Like pretty much every episode of Orphan Black, the sixth installment of season three wastes no time in jumping right where we left off. In fact, the show rarely drops to strolling pace – we feel like we are constantly running. We should, then, be tired by now? Nope.
Even the storyline you could tag as the most trivial has Alison and Donnie celebrating their vastly improving cash flow by dancing with the money on the bed. Thought I was watching a rap video – and that’s the idea I think. With their new found fortune the odd couple have re-deveoped a sexual appetite and a seemingly thriving marriage.

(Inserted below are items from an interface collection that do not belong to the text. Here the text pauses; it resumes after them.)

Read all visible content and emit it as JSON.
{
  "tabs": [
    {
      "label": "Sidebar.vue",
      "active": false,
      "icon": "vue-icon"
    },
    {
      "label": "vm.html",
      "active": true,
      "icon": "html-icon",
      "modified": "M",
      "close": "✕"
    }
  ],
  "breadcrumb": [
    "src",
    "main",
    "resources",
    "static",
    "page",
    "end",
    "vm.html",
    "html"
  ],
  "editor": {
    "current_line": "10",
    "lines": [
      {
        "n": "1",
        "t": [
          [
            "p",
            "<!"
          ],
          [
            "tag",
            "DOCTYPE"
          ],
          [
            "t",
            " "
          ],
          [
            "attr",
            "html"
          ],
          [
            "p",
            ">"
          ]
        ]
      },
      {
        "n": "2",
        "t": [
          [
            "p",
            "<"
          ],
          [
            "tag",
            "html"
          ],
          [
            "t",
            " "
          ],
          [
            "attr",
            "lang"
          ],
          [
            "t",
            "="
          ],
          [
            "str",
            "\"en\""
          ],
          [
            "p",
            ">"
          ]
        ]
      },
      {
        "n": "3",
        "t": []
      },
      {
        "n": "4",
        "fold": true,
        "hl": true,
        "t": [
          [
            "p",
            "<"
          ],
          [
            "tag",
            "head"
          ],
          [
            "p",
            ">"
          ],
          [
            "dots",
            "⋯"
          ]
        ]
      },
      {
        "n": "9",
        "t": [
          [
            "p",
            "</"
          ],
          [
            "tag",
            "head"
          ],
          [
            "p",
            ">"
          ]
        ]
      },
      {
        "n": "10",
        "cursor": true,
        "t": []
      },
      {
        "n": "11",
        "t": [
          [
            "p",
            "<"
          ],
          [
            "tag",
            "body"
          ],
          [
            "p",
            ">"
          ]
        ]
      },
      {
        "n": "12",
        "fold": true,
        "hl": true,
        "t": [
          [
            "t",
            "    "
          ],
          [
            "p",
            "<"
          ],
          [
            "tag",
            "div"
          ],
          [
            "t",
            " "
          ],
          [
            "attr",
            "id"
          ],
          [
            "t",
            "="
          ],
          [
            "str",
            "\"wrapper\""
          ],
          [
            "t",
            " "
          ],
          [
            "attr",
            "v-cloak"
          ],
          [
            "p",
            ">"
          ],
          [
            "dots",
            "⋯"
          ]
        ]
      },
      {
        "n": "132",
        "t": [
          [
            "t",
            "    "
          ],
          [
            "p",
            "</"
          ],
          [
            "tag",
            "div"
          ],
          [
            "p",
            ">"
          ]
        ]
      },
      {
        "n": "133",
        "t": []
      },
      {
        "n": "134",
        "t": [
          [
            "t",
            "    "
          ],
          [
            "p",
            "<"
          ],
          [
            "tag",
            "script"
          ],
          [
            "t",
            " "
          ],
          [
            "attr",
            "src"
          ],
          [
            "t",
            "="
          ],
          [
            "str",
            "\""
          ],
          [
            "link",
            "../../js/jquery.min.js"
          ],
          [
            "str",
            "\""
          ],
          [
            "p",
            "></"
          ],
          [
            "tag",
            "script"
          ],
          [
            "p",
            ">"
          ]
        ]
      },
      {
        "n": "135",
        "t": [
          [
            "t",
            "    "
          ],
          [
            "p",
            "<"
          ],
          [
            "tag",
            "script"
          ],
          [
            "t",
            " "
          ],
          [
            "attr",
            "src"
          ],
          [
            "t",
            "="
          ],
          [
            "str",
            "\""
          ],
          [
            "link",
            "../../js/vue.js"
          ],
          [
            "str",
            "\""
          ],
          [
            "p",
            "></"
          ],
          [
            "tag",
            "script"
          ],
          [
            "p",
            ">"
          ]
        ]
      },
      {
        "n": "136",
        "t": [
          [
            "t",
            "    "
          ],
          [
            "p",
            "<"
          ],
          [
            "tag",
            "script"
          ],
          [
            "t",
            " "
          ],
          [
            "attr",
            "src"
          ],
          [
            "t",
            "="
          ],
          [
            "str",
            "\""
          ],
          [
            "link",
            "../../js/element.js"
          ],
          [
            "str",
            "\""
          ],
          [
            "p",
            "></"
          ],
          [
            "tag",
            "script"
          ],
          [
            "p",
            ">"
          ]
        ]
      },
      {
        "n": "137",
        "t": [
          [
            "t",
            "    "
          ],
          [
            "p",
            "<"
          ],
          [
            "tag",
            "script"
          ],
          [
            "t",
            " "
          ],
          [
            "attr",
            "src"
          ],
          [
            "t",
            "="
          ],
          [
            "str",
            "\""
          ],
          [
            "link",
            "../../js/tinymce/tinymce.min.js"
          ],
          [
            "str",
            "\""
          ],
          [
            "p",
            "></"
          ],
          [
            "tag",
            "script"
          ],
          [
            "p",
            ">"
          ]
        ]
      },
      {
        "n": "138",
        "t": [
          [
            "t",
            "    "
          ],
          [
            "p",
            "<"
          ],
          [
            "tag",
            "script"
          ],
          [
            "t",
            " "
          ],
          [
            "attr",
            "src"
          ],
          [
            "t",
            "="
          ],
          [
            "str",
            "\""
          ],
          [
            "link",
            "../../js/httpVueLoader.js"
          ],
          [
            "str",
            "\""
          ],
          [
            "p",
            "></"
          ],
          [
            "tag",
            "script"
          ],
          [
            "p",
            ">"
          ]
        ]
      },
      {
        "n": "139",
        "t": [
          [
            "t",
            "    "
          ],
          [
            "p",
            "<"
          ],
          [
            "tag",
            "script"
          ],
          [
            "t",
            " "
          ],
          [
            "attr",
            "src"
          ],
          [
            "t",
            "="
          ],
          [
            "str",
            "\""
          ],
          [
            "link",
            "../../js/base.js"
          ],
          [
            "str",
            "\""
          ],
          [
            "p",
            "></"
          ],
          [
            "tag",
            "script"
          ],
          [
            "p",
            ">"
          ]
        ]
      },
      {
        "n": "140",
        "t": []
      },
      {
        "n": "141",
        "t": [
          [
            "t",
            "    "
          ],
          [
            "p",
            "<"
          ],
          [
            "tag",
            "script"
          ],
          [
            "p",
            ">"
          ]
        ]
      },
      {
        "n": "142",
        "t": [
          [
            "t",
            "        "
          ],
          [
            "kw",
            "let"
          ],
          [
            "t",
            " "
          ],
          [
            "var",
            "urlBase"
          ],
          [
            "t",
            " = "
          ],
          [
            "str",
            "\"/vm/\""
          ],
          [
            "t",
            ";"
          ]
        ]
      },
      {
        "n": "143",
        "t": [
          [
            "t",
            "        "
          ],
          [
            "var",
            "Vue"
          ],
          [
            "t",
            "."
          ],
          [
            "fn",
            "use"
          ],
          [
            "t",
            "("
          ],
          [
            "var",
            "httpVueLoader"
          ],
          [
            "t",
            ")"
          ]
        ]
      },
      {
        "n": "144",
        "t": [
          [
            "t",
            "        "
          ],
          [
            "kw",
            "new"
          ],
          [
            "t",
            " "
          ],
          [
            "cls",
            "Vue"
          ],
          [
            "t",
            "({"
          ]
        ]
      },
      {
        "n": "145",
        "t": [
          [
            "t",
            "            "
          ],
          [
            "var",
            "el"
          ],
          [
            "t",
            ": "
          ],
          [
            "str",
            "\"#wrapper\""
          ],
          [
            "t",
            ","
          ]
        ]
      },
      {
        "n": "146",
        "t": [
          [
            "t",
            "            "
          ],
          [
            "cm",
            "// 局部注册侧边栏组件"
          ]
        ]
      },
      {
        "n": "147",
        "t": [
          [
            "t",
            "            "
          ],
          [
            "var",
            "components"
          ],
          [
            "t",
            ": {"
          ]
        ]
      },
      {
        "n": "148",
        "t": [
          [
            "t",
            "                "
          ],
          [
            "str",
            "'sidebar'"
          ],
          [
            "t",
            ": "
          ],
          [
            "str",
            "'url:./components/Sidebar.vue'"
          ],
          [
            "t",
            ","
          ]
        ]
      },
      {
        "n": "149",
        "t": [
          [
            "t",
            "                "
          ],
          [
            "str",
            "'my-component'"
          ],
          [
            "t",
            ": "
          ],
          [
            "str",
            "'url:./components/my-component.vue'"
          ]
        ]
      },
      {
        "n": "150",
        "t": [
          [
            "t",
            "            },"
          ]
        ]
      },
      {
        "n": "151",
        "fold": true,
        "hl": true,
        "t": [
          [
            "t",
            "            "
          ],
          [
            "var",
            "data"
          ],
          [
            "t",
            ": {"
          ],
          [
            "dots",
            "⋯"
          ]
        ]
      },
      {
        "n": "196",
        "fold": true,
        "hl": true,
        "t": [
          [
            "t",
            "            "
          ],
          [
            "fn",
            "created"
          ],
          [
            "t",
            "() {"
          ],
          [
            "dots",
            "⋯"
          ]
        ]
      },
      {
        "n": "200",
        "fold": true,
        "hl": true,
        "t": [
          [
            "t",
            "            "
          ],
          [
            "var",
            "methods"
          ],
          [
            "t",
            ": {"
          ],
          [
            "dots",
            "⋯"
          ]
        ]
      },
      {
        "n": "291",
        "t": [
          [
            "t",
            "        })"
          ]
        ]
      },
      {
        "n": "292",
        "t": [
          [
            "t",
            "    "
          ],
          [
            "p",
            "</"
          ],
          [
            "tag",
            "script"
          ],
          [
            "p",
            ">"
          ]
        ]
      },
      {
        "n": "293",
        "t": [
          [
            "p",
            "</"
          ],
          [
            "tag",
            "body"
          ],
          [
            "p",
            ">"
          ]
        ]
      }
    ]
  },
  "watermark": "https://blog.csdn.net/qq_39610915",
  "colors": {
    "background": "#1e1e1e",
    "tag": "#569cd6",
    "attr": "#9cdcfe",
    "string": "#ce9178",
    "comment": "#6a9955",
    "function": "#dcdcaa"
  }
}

Alison is the brains of the operation though (we knew that), who whille Donnie is inconspicuously buying a posh car with cash, she has a plan to make their dealings a little more clandestine.
Cosima wakes having gone to bed with Shay, who appears to know the name Sarah because Cosima was dreaming it. Apparrently. Back at work, Delphine is back on the scene. She is ruthlessly enquirig about what Cosima and Scott are up to. Oh Delphine, you used to be fun. Well, not as uptight. Has the power gone to your head? Not totally, as she later confesses that she misses Cosima.
While Felix and Siobhan worry about Kira and Sarah, Gracie brings them tea. Told she does not have to serve them, she says that she just wants something to do. Gracie is brought to Cosima’s lab, accompanied by Delphine, to delve deeper into the consequnces of what we learn is an affliction that can be sexually transmitted (by Mark in this case). Meanwhile, Felix border-line flips out with Rachel in an attempt to find out where his sister is. Scott then thinks Rachel might know the all-important genetic code inprinted into the ‘The Island of Dr Moreau’ book. I know, this could be like the dramatic forward-driving equivelant of too much information.
In the hot desert, Helena is on the run, while the Rudy is in pursuit. In what might be classed as a more natural habitat, the scorpion taunts the tiring Helena. She responses by taking the little creature between fingers and thumb and eating it as though a warm, crunchy pretzel. Is this Helena turning a corner and banishing that devil on her shoulder? Was she really, really hungry? Or both?
Sarah is hallucianting. No, wait, dreaming. Actually this could aso be a bit of both. She is seeing her daughter Kira, leading her through a kind of homemade play-fort, to some rather shifty blood transfusion work. Only to wake finding she has a band aid on her neck, and that reality and the imaginery may be related. Sarah’s semi-conscious visions later take her to sitting down for tea with Beth, who expresses her distaste for Paul and having being consumed by the whole clone conspiracy. She was not the onnly one, right?
Paul is digging deeper into the personal contact jorunals the Castor clones are made to fill in. When someone says to him “I hope it is not as twisted as it looks.” you can almost feel him rolling his eyes. Back at the military base Paul discovers Sarah in a bad way, with a fever and a little delirium. He attempts to arrest Dr. Coady and company for their unorthodox, unethical experiments. Attempting to escape with Sarah, Paul is forced to kill Miller (the miltary-clad Castor clone), but he is stabbed in the struggle. The bleeding Paul urges Sarah to escape on her own while he stays behind, strongly implying that he loves her. Dr. Coady shoots Paul several times, as the leering Rudy watches on, only to realise our hero has a large activated greande. Boom!
The final moments of the episode blend together the whole eminent tension and dream sequences thrown at us during the under-hour running time. There is something extremely emotive, too, having Helena come back for her sister Sarah to help her escape. I’m sounding like a broken record now, but Orphan Black once again delivers acrosss the board of no-nonsene, fast-paced drama, while keeping us firmly invested with these characters. For the most part you are on the edge of your seat, but never ever are we not firmly perched in it.